**DATA FOR REVIEW:**
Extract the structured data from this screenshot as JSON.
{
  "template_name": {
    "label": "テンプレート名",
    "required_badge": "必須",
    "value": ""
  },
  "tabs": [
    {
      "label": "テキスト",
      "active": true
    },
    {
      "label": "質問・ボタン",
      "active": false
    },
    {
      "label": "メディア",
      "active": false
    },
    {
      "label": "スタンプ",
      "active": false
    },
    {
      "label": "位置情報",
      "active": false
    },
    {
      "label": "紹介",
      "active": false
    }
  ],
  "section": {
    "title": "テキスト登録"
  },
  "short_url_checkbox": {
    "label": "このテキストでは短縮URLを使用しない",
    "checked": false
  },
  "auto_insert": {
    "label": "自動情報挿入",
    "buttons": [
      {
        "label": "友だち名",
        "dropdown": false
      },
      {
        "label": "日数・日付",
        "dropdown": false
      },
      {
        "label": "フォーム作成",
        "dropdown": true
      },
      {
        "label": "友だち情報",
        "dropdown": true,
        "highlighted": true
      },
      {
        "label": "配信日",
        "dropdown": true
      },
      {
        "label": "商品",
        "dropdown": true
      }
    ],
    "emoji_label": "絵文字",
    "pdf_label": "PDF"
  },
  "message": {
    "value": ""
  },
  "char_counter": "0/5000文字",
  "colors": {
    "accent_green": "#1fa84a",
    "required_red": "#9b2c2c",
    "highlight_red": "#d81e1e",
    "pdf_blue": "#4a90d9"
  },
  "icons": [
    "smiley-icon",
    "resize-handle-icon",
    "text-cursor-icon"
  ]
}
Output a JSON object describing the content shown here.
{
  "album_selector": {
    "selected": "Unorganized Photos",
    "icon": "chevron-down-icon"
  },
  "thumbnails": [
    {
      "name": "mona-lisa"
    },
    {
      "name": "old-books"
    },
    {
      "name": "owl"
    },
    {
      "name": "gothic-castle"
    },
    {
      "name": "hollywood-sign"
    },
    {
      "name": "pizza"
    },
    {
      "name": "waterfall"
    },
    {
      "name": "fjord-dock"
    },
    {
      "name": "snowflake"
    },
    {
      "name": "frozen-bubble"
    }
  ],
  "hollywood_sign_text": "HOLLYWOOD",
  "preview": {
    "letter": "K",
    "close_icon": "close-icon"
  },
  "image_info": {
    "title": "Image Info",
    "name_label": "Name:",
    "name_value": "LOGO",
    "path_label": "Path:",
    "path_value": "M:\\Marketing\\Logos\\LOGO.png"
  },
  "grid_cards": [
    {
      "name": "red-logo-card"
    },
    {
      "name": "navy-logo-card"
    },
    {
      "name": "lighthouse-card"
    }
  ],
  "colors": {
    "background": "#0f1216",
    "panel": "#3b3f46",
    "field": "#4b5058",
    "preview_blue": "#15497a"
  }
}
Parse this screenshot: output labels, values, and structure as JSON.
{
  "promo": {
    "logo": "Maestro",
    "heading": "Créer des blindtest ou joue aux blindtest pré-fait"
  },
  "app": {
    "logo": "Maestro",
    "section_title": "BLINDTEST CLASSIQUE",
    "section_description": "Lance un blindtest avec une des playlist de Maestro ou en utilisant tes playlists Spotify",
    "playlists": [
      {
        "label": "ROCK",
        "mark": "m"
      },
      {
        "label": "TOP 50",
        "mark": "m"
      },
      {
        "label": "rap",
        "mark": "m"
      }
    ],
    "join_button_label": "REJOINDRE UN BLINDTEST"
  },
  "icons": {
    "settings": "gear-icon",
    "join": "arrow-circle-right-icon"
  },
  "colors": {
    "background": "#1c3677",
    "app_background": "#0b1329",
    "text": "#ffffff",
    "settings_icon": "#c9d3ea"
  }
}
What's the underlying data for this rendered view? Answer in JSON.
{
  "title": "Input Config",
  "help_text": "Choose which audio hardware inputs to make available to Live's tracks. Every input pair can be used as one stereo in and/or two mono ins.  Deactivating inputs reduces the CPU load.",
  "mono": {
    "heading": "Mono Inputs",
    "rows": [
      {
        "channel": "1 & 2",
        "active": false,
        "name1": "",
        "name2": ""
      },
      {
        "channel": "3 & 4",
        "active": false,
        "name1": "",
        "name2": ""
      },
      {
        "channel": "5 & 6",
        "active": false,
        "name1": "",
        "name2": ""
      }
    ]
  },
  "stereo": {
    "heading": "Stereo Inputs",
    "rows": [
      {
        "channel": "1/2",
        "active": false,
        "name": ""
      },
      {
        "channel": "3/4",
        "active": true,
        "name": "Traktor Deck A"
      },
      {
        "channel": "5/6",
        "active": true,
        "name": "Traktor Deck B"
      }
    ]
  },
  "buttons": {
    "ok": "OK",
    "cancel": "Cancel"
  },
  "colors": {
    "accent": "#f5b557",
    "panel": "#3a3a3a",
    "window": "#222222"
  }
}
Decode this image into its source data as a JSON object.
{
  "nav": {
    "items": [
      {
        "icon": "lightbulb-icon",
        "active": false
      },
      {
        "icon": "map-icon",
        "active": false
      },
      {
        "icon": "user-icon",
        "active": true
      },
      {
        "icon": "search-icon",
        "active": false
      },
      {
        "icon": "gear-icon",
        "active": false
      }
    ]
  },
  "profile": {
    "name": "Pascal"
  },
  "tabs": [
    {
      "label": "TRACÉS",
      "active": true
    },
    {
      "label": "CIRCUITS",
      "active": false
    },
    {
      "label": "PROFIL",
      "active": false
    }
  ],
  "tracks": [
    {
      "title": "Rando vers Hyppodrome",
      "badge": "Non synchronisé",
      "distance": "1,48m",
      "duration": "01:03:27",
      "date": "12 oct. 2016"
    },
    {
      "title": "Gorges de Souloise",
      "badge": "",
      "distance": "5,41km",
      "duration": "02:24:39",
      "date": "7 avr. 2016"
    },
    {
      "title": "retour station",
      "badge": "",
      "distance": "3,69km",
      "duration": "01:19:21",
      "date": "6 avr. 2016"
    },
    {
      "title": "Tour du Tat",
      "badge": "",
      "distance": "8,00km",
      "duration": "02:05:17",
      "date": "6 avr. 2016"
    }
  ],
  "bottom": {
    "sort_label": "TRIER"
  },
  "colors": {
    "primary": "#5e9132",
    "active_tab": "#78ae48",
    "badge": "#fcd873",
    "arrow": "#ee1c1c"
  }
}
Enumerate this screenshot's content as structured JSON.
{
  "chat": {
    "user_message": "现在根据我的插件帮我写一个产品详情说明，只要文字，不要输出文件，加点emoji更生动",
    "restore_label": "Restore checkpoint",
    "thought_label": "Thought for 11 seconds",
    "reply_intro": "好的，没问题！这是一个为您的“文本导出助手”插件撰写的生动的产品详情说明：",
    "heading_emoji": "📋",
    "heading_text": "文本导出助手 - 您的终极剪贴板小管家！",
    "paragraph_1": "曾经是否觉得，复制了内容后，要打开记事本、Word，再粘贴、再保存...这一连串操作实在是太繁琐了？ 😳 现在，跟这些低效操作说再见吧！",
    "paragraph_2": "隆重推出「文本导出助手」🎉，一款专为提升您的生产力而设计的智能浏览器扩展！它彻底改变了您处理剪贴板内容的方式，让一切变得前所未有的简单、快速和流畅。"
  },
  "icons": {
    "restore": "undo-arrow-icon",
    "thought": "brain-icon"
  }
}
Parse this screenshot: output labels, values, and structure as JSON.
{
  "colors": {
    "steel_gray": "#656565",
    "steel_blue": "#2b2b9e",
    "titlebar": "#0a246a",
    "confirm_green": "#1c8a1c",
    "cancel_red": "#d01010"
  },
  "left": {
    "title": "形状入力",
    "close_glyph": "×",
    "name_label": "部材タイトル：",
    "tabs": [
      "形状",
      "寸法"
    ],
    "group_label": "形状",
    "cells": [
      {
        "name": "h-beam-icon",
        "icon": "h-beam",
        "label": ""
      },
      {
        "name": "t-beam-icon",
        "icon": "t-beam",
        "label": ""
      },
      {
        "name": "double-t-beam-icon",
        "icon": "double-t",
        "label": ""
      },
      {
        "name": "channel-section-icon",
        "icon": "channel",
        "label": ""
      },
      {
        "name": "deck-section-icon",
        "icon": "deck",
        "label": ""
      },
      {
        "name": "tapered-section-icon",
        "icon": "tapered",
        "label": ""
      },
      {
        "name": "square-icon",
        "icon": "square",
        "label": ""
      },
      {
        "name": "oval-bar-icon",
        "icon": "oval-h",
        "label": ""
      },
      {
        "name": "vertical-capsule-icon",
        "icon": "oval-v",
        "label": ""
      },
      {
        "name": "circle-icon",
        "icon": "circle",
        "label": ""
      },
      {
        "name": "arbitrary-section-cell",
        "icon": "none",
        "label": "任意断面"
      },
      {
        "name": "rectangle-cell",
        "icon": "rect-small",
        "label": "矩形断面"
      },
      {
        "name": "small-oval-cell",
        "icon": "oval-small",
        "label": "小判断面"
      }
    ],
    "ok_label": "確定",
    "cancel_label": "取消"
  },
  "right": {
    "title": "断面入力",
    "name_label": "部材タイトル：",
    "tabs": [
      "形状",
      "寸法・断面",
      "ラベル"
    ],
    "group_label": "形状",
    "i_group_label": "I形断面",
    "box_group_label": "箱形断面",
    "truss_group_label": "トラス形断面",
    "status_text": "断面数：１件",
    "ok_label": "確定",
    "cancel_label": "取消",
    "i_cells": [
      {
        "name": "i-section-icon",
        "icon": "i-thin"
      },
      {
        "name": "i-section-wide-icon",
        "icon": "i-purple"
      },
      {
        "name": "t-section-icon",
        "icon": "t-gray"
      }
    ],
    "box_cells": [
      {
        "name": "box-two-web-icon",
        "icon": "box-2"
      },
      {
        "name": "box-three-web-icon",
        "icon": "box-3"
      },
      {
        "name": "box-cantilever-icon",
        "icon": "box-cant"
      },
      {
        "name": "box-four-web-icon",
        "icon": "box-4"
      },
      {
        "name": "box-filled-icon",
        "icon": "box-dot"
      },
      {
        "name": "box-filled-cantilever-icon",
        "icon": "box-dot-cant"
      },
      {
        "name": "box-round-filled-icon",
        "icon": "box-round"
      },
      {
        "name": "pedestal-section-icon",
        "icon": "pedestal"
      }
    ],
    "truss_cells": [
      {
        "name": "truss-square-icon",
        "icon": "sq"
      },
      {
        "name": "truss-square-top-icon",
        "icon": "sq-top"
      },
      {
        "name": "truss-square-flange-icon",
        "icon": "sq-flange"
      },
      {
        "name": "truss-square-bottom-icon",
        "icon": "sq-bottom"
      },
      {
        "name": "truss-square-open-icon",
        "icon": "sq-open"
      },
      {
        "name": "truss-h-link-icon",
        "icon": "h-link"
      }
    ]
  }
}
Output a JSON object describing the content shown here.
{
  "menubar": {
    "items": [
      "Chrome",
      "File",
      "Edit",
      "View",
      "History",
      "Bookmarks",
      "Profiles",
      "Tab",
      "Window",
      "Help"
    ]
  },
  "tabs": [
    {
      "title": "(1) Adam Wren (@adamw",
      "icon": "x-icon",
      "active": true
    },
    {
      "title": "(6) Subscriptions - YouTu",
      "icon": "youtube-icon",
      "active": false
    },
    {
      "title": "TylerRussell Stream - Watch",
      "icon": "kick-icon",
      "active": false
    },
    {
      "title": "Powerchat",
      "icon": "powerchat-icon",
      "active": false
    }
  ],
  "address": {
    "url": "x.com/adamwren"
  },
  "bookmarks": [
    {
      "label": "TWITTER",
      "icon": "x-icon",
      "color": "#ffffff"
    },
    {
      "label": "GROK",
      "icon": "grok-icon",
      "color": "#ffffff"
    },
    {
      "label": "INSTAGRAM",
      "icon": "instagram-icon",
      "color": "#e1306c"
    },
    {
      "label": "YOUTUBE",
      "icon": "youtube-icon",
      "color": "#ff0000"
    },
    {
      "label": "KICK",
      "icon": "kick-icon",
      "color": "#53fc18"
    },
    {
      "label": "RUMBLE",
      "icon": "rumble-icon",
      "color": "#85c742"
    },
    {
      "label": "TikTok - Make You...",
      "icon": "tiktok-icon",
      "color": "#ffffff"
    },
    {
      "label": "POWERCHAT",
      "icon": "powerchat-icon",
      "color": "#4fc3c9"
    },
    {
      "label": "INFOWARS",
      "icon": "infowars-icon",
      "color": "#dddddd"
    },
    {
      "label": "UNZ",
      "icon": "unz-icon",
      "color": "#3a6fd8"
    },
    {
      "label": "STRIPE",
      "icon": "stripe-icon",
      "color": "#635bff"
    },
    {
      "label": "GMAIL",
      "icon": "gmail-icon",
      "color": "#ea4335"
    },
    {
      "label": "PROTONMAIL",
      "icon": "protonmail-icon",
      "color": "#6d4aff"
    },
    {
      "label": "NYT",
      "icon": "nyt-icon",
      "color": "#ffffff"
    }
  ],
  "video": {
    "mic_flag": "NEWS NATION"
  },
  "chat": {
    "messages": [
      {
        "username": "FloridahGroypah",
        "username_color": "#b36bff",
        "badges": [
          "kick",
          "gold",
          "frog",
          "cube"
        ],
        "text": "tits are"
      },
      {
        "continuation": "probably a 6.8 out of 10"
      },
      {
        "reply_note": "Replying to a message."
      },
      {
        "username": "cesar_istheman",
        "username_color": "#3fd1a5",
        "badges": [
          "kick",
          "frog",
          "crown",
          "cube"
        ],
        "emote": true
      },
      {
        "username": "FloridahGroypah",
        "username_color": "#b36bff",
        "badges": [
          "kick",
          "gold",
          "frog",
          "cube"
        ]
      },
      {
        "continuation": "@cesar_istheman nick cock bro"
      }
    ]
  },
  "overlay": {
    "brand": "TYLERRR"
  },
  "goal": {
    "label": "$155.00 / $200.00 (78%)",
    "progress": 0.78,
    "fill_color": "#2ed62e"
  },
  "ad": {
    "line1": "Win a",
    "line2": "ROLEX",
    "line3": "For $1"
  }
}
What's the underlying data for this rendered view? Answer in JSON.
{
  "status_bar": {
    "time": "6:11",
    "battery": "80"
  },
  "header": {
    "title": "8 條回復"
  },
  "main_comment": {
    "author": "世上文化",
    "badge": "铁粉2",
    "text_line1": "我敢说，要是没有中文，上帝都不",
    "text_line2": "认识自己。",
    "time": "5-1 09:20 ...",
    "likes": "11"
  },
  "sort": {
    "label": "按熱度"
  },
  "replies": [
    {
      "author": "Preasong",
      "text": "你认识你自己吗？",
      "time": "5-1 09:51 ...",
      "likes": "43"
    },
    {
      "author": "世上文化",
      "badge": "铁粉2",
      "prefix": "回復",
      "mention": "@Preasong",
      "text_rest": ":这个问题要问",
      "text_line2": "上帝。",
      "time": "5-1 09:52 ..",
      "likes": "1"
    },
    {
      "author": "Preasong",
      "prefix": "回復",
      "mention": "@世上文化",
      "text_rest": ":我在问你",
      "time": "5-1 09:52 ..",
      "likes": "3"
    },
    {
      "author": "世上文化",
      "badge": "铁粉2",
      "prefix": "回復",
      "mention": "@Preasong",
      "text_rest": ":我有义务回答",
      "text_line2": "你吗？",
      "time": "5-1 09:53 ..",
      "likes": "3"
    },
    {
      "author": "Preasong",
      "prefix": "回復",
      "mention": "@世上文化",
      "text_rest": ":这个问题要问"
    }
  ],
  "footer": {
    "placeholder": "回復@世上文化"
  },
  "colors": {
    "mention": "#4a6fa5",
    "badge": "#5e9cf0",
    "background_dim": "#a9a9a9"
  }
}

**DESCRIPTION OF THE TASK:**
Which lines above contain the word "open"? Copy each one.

**TASK ANSWER:**
        "name": "truss-square-open-icon",
        "icon": "sq-open"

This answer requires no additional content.